(Dataset rows describing interfaces)
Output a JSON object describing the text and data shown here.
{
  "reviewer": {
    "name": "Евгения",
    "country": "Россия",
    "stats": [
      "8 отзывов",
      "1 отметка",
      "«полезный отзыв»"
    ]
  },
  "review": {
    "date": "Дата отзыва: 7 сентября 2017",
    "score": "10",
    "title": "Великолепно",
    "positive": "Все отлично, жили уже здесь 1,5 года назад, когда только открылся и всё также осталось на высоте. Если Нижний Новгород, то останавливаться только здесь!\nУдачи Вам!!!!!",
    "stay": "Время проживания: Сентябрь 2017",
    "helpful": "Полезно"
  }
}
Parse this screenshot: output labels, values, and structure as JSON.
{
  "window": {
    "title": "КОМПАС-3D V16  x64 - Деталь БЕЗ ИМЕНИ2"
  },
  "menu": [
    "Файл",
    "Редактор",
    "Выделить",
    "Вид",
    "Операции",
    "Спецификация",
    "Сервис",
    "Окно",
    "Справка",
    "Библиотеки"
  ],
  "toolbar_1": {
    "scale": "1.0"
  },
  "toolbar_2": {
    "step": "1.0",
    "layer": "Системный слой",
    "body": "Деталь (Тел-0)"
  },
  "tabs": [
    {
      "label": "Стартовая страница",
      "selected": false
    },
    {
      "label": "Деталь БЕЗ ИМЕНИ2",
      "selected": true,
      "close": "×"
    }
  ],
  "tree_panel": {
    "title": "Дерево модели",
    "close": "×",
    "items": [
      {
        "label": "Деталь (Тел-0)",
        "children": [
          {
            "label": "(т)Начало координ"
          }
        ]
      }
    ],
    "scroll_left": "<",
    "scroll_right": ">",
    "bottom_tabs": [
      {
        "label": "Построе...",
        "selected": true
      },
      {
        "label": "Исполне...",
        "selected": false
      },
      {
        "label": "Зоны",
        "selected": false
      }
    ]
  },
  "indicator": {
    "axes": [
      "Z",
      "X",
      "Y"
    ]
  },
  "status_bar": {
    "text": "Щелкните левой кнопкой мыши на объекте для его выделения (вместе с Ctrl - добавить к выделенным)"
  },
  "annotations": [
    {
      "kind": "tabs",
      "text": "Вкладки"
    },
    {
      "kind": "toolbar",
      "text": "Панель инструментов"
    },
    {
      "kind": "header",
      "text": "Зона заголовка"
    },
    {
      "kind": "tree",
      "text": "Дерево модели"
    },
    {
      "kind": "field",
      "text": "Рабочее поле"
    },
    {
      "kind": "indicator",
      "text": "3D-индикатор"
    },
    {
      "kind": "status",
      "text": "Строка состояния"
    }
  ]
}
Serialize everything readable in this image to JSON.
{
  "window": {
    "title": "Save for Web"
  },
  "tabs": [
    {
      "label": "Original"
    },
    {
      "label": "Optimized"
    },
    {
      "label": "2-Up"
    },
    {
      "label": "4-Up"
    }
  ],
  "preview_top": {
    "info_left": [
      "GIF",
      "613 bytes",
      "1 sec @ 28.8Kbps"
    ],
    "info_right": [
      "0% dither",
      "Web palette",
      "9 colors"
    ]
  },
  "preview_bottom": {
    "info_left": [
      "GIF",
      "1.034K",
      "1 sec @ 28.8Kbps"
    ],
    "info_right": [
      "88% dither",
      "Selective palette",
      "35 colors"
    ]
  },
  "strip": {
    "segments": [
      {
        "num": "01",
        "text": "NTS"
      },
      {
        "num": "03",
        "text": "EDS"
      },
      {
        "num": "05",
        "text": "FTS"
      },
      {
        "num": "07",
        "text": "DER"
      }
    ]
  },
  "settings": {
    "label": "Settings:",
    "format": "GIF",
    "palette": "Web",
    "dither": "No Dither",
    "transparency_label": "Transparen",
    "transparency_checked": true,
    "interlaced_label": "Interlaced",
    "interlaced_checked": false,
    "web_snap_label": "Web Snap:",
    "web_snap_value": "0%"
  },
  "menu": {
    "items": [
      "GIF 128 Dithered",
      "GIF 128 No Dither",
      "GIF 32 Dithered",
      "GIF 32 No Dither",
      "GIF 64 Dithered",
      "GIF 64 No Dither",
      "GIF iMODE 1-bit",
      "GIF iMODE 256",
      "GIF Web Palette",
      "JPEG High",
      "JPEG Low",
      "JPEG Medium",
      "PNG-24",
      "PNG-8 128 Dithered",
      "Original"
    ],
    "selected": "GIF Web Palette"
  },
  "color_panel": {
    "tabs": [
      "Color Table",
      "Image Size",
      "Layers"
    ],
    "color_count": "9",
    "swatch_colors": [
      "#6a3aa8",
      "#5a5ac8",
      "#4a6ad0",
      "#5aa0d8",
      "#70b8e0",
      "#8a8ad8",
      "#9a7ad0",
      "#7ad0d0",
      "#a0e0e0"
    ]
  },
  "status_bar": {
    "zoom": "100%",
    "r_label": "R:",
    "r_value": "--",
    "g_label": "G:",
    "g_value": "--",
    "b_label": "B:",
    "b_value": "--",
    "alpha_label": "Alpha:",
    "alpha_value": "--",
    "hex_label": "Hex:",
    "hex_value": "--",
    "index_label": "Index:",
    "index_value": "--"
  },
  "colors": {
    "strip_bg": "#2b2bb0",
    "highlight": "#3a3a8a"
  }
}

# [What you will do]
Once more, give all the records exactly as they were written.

# [Reply to the exercise]
Output a JSON object describing the text and data shown here.
{
  "reviewer": {
    "name": "Евгения",
    "country": "Россия",
    "stats": [
      "8 отзывов",
      "1 отметка",
      "«полезный отзыв»"
    ]
  },
  "review": {
    "date": "Дата отзыва: 7 сентября 2017",
    "score": "10",
    "title": "Великолепно",
    "positive": "Все отлично, жили уже здесь 1,5 года назад, когда только открылся и всё также осталось на высоте. Если Нижний Новгород, то останавливаться только здесь!\nУдачи Вам!!!!!",
    "stay": "Время проживания: Сентябрь 2017",
    "helpful": "Полезно"
  }
}
Parse this screenshot: output labels, values, and structure as JSON.
{
  "window": {
    "title": "КОМПАС-3D V16  x64 - Деталь БЕЗ ИМЕНИ2"
  },
  "menu": [
    "Файл",
    "Редактор",
    "Выделить",
    "Вид",
    "Операции",
    "Спецификация",
    "Сервис",
    "Окно",
    "Справка",
    "Библиотеки"
  ],
  "toolbar_1": {
    "scale": "1.0"
  },
  "toolbar_2": {
    "step": "1.0",
    "layer": "Системный слой",
    "body": "Деталь (Тел-0)"
  },
  "tabs": [
    {
      "label": "Стартовая страница",
      "selected": false
    },
    {
      "label": "Деталь БЕЗ ИМЕНИ2",
      "selected": true,
      "close": "×"
    }
  ],
  "tree_panel": {
    "title": "Дерево модели",
    "close": "×",
    "items": [
      {
        "label": "Деталь (Тел-0)",
        "children": [
          {
            "label": "(т)Начало координ"
          }
        ]
      }
    ],
    "scroll_left": "<",
    "scroll_right": ">",
    "bottom_tabs": [
      {
        "label": "Построе...",
        "selected": true
      },
      {
        "label": "Исполне...",
        "selected": false
      },
      {
        "label": "Зоны",
        "selected": false
      }
    ]
  },
  "indicator": {
    "axes": [
      "Z",
      "X",
      "Y"
    ]
  },
  "status_bar": {
    "text": "Щелкните левой кнопкой мыши на объекте для его выделения (вместе с Ctrl - добавить к выделенным)"
  },
  "annotations": [
    {
      "kind": "tabs",
      "text": "Вкладки"
    },
    {
      "kind": "toolbar",
      "text": "Панель инструментов"
    },
    {
      "kind": "header",
      "text": "Зона заголовка"
    },
    {
      "kind": "tree",
      "text": "Дерево модели"
    },
    {
      "kind": "field",
      "text": "Рабочее поле"
    },
    {
      "kind": "indicator",
      "text": "3D-индикатор"
    },
    {
      "kind": "status",
      "text": "Строка состояния"
    }
  ]
}
Serialize everything readable in this image to JSON.
{
  "window": {
    "title": "Save for Web"
  },
  "tabs": [
    {
      "label": "Original"
    },
    {
      "label": "Optimized"
    },
    {
      "label": "2-Up"
    },
    {
      "label": "4-Up"
    }
  ],
  "preview_top": {
    "info_left": [
      "GIF",
      "613 bytes",
      "1 sec @ 28.8Kbps"
    ],
    "info_right": [
      "0% dither",
      "Web palette",
      "9 colors"
    ]
  },
  "preview_bottom": {
    "info_left": [
      "GIF",
      "1.034K",
      "1 sec @ 28.8Kbps"
    ],
    "info_right": [
      "88% dither",
      "Selective palette",
      "35 colors"
    ]
  },
  "strip": {
    "segments": [
      {
        "num": "01",
        "text": "NTS"
      },
      {
        "num": "03",
        "text": "EDS"
      },
      {
        "num": "05",
        "text": "FTS"
      },
      {
        "num": "07",
        "text": "DER"
      }
    ]
  },
  "settings": {
    "label": "Settings:",
    "format": "GIF",
    "palette": "Web",
    "dither": "No Dither",
    "transparency_label": "Transparen",
    "transparency_checked": true,
    "interlaced_label": "Interlaced",
    "interlaced_checked": false,
    "web_snap_label": "Web Snap:",
    "web_snap_value": "0%"
  },
  "menu": {
    "items": [
      "GIF 128 Dithered",
      "GIF 128 No Dither",
      "GIF 32 Dithered",
      "GIF 32 No Dither",
      "GIF 64 Dithered",
      "GIF 64 No Dither",
      "GIF iMODE 1-bit",
      "GIF iMODE 256",
      "GIF Web Palette",
      "JPEG High",
      "JPEG Low",
      "JPEG Medium",
      "PNG-24",
      "PNG-8 128 Dithered",
      "Original"
    ],
    "selected": "GIF Web Palette"
  },
  "color_panel": {
    "tabs": [
      "Color Table",
      "Image Size",
      "Layers"
    ],
    "color_count": "9",
    "swatch_colors": [
      "#6a3aa8",
      "#5a5ac8",
      "#4a6ad0",
      "#5aa0d8",
      "#70b8e0",
      "#8a8ad8",
      "#9a7ad0",
      "#7ad0d0",
      "#a0e0e0"
    ]
  },
  "status_bar": {
    "zoom": "100%",
    "r_label": "R:",
    "r_value": "--",
    "g_label": "G:",
    "g_value": "--",
    "b_label": "B:",
    "b_value": "--",
    "alpha_label": "Alpha:",
    "alpha_value": "--",
    "hex_label": "Hex:",
    "hex_value": "--",
    "index_label": "Index:",
    "index_value": "--"
  },
  "colors": {
    "strip_bg": "#2b2bb0",
    "highlight": "#3a3a8a"
  }
}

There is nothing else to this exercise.